Rauner also has pointed to Maryland as a model state. Maryland shifted pension obligations from the state to local counties in 2012. Maryland, however, raised state taxes and state fees, including the state income tax, and channeled some of that money into state aid, at the same time so that counties would have money available to pay for the increased shift. In some cases, some counties were in better financial shape because of the increased aid. Rauner’s plan does not contemplate any similar tax increases.

Movement to Stop the shift in Springfield

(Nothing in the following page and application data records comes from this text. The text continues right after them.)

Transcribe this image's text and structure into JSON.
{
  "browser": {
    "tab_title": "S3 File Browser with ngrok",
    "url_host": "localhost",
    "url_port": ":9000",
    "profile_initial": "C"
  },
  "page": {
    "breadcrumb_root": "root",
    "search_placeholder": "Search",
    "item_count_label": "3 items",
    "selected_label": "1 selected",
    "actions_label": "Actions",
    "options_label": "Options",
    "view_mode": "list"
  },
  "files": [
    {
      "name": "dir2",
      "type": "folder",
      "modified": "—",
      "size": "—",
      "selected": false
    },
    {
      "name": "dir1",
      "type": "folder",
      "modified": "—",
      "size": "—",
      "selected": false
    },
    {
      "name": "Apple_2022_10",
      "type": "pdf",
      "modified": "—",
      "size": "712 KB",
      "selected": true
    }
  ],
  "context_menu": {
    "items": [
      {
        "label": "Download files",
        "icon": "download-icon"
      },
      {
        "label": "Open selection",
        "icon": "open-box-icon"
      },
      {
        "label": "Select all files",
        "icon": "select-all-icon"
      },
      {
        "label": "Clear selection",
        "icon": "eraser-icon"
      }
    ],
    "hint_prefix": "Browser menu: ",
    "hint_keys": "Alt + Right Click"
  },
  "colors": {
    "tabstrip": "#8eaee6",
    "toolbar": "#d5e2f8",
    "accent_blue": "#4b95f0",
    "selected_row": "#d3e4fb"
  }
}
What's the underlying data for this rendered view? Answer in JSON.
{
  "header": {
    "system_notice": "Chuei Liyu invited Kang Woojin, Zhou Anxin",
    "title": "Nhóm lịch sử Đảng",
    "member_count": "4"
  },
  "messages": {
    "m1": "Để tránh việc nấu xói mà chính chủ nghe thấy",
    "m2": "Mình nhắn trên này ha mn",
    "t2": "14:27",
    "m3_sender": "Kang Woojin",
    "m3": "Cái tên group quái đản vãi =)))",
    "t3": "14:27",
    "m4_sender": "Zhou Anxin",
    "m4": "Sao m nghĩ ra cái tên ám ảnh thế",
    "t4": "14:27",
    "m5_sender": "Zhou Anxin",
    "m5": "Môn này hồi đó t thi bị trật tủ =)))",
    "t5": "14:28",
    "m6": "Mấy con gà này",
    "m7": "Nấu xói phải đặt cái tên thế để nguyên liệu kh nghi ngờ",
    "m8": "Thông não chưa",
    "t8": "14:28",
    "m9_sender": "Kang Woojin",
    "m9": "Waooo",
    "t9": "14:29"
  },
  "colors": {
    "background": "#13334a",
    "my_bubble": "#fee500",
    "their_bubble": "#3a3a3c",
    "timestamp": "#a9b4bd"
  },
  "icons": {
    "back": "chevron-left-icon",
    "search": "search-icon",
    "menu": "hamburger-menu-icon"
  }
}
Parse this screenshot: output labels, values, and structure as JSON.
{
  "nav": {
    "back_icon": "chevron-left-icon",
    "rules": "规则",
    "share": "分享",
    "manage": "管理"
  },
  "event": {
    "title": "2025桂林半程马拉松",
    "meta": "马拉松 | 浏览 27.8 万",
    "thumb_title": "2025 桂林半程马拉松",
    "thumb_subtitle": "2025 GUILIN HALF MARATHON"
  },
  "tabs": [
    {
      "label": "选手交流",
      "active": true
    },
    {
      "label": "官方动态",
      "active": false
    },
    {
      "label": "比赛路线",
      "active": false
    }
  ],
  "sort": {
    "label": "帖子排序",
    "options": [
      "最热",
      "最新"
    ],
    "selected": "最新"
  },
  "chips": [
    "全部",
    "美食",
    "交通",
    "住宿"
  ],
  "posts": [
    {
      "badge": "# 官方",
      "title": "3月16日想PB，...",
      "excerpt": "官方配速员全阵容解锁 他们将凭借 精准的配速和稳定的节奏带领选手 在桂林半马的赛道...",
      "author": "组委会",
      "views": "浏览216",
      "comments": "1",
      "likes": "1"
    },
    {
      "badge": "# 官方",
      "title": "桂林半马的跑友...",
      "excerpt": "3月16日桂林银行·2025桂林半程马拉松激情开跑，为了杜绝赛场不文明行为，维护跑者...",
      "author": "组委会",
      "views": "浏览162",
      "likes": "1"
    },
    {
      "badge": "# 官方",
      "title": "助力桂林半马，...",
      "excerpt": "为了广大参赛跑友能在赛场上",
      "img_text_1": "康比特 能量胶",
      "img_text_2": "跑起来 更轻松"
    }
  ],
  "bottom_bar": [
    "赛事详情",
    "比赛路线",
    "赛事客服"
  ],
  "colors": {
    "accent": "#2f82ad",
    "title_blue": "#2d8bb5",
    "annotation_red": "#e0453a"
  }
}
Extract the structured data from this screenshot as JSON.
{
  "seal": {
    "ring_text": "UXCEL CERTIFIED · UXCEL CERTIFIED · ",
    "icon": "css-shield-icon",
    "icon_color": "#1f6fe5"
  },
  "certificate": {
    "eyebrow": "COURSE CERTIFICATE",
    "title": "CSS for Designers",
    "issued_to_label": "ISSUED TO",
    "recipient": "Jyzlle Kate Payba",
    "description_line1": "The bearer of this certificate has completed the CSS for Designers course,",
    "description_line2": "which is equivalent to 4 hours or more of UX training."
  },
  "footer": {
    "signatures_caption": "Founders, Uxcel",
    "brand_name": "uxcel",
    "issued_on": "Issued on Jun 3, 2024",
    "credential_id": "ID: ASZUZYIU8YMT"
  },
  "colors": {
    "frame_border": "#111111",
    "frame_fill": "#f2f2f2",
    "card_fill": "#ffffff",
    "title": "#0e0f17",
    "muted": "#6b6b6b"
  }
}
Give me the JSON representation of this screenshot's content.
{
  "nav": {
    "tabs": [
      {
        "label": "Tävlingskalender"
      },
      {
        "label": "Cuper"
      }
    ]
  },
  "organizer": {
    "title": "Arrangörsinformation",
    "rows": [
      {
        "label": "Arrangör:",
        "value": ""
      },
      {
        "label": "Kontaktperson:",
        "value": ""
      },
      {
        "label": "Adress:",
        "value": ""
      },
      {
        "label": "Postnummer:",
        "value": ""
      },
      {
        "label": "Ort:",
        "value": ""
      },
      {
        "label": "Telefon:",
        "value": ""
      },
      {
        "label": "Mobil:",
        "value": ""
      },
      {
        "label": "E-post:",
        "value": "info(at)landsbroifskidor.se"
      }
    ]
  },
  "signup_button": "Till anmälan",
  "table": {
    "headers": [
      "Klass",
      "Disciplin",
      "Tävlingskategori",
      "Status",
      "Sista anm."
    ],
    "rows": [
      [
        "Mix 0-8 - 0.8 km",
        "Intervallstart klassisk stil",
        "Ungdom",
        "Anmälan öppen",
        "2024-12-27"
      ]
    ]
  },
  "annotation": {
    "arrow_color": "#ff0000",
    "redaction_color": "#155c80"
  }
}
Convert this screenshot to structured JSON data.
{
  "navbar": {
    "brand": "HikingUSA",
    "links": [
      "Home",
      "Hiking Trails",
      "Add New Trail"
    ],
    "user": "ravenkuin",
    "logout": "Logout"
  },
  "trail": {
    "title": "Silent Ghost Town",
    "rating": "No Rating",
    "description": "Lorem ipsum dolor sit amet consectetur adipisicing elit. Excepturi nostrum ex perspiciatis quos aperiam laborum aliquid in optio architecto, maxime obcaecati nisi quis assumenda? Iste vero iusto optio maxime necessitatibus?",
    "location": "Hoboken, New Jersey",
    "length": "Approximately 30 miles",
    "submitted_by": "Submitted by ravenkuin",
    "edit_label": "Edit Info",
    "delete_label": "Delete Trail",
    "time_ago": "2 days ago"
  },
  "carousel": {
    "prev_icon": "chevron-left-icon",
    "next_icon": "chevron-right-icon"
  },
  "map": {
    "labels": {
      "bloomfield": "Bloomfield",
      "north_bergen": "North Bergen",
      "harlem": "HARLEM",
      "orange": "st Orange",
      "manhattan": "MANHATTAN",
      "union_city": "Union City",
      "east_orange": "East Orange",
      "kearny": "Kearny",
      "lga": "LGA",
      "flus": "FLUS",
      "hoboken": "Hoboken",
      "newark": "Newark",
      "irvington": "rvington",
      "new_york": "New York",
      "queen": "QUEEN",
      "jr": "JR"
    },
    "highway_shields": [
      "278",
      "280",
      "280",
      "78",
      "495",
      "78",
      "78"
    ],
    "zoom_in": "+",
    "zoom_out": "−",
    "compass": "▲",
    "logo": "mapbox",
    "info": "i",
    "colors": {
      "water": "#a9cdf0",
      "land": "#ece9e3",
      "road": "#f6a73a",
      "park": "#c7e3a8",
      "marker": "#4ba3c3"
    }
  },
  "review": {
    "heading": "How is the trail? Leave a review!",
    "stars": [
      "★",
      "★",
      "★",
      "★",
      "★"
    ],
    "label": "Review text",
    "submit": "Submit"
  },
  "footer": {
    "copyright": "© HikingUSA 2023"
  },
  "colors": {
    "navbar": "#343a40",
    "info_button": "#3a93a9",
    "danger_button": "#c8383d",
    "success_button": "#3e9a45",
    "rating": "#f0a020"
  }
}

Rauner’s pension shift, along with a healthcare cost increase for state workers, is the most important piece of his budget proposal because the $1 billion in savings it creates is necessary for his budget to be balanced. However, the shift has failed to garner support and Rauner, so far, has failed to assuage concerns that the change would result in property tax increases, something he has campaigned against.

Before Rauner even introduced the idea of a shift in his budget address, state Rep. David McSweeney, a suburban Republican, introduced HR27, a resolution which says it is “the opinion of the Illinois House of Representatives that the proposed educational pension cost shift from the State of Illinois to local school districts, community colleges, and institutions of higher education is financially wrong.” As of March, 2018, more than 65 legislators from both parties had signed on as co-sponsors.

The budget process is far from over. Legislators still have a chance to write and pass an entirely different budget for the state. Even if Rauner’s proposal fails, history shows the pension crisis is a topic Illinois will continue to grapple with well into the future.

If the state’s elected officials truly are interested in “aligning responsibility,” paying attention to the experience of administrators adjusting to last year’s change in Illinois and watching Maryland’s implementation of its new law are two good places to start.